With the quick rise of real estate prices, people are crossing state lines to make quick transactions. This includes hiring the trades for their building needs. This makes almost any business owner want to close the deal just as fast and get paid. The question is whether in your haste, you’ve offered the right contract?
If you live in a close-knit community, your word has likely gotten you this far. But you’re not dealing with a community member on these swoop-and-buy deals, and to be frank, you need to constantly remind yourself of that fact or you’re going to lose money.
Out-of-State Business Contracts
Business contracts with an out-of-state buyer need to be stronger, with more money up front even if it’s not the way you’re used to doing it with a local.
It Needs a Personal Guarantor
Many of the organizations that are buying up the commercial land are recently formed LLCs with one purpose: to hold the property. They get “born” in your state during week one, and then on the first day of week two, the LLC’s representative is signing engineering and survey contracts, cement contracts, heavy equipment contracts, construction contracts, etc.
But what happens when after most of the work is done, the LLC decides not to go forward and sells the land—and whatever’s on it—to another party who wasn’t the party you contracted with?
What happens when you try to go after the first guy, and he tells you, “We shut down the LLC. No money. Tough luck.”
Headache or Heartache, That’s What Happens.
If you made sure one of the LLC members first signed a personal guarantor to pay for the work, you still have a way to collect your money. Admittedly, most contracts don’t contain the personal guaranty language, and one of the perks of transacting through an LLC or a corporation is avoiding personal liability.

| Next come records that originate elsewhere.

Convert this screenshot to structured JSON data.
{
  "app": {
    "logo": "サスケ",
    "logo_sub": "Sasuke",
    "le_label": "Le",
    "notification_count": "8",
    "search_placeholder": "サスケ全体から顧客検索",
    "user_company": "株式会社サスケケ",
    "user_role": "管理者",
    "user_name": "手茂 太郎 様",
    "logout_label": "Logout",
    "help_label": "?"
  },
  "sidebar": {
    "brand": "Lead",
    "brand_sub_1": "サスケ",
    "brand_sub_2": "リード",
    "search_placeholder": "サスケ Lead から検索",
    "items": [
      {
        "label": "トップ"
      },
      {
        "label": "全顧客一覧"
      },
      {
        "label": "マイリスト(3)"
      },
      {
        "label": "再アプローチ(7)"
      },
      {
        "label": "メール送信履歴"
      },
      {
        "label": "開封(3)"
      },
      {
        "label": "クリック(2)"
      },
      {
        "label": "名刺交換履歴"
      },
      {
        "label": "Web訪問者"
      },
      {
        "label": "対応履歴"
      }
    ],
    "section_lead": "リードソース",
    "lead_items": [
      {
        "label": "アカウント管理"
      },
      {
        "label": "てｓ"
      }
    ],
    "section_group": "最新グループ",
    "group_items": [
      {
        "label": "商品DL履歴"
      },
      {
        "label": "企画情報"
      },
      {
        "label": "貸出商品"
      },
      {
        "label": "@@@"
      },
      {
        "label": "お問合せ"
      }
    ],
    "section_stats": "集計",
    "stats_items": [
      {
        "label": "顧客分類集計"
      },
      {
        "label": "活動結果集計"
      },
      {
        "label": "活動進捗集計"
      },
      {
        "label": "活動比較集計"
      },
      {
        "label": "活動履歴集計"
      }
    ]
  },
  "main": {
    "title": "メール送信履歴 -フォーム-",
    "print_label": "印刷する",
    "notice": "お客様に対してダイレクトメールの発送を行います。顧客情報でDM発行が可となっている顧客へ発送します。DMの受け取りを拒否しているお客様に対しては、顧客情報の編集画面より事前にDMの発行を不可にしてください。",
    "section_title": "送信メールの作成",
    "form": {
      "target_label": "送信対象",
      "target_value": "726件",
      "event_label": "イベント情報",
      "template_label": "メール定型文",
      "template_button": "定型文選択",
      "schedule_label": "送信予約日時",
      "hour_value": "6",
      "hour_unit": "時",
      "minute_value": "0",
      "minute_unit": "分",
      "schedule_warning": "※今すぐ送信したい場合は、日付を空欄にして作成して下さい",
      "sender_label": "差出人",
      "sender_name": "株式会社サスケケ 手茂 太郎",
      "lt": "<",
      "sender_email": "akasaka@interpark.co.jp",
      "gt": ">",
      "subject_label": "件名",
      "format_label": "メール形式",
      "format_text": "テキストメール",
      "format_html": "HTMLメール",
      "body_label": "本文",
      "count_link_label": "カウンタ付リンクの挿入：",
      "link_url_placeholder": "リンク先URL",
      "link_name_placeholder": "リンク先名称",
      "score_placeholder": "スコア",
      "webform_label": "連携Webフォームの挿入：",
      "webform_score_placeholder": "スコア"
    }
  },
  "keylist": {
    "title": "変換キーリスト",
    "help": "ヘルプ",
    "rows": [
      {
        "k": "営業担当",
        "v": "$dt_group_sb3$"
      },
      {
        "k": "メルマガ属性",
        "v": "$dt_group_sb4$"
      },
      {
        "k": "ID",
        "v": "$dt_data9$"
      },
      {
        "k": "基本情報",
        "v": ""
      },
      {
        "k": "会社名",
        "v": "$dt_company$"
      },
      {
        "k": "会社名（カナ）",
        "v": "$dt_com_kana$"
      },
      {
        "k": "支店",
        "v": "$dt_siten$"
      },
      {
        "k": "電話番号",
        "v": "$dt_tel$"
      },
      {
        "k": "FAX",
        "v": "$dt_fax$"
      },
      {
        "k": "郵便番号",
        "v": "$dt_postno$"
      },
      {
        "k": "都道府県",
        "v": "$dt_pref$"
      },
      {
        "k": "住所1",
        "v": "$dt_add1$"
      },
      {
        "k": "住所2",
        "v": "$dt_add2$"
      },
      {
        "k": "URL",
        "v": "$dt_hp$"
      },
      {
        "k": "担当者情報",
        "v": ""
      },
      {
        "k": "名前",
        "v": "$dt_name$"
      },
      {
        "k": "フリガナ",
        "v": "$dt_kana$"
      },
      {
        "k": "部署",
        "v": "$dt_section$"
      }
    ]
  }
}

Still, it can be done. And in this climate, where more and more trades are getting stiffed by out-of-state people, the guaranty is a necessity.
According to a few federal cases, however, the guaranty has to be drafted appropriately to be effective.
Reno Property Law
To learn more about Reno property law or how to draft a business contract, contact Ijames Law at (775) 870-9199.